Restate the listing below line for line and word for word, without the pictures.

======

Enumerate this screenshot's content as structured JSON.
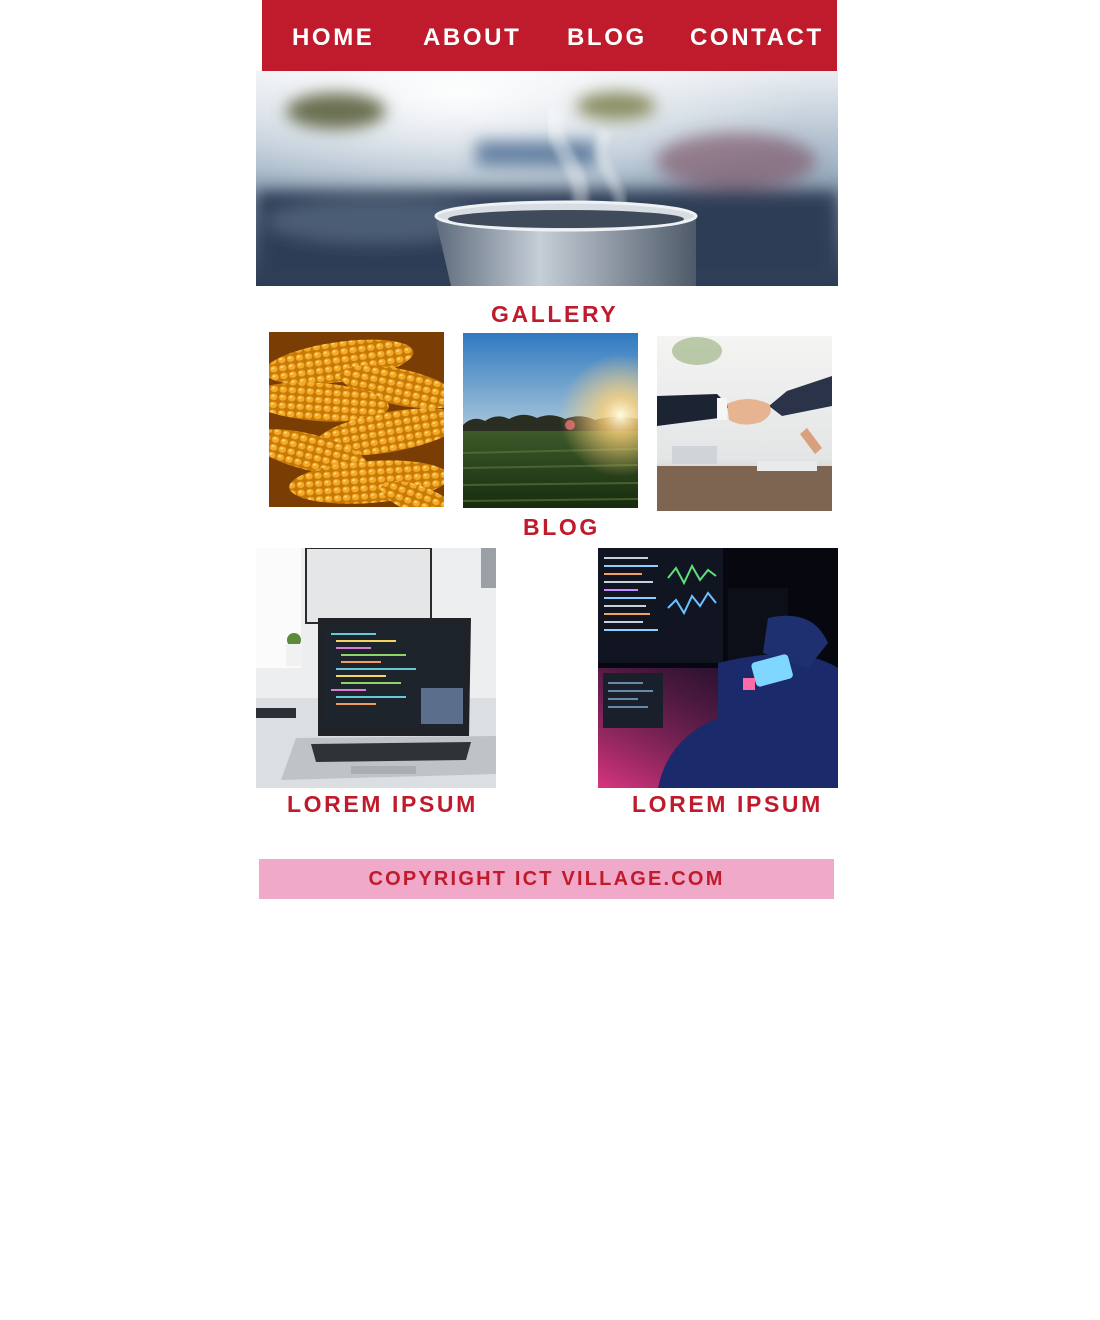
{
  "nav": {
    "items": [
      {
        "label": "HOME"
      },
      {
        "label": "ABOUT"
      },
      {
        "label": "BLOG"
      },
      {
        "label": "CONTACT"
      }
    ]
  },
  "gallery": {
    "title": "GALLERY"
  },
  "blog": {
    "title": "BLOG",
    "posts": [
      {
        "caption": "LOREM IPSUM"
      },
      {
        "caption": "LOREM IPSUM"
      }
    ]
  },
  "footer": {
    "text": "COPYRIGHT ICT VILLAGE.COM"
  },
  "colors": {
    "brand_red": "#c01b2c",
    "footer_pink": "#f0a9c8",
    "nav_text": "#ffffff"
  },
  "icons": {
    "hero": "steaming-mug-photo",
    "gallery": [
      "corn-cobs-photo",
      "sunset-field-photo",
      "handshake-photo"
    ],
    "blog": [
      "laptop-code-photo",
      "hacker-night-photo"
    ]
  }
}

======

Written answer:
Enumerate this screenshot's content as structured JSON.
{
  "nav": {
    "items": [
      {
        "label": "HOME"
      },
      {
        "label": "ABOUT"
      },
      {
        "label": "BLOG"
      },
      {
        "label": "CONTACT"
      }
    ]
  },
  "gallery": {
    "title": "GALLERY"
  },
  "blog": {
    "title": "BLOG",
    "posts": [
      {
        "caption": "LOREM IPSUM"
      },
      {
        "caption": "LOREM IPSUM"
      }
    ]
  },
  "footer": {
    "text": "COPYRIGHT ICT VILLAGE.COM"
  },
  "colors": {
    "brand_red": "#c01b2c",
    "footer_pink": "#f0a9c8",
    "nav_text": "#ffffff"
  },
  "icons": {
    "hero": "steaming-mug-photo",
    "gallery": [
      "corn-cobs-photo",
      "sunset-field-photo",
      "handshake-photo"
    ],
    "blog": [
      "laptop-code-photo",
      "hacker-night-photo"
    ]
  }
}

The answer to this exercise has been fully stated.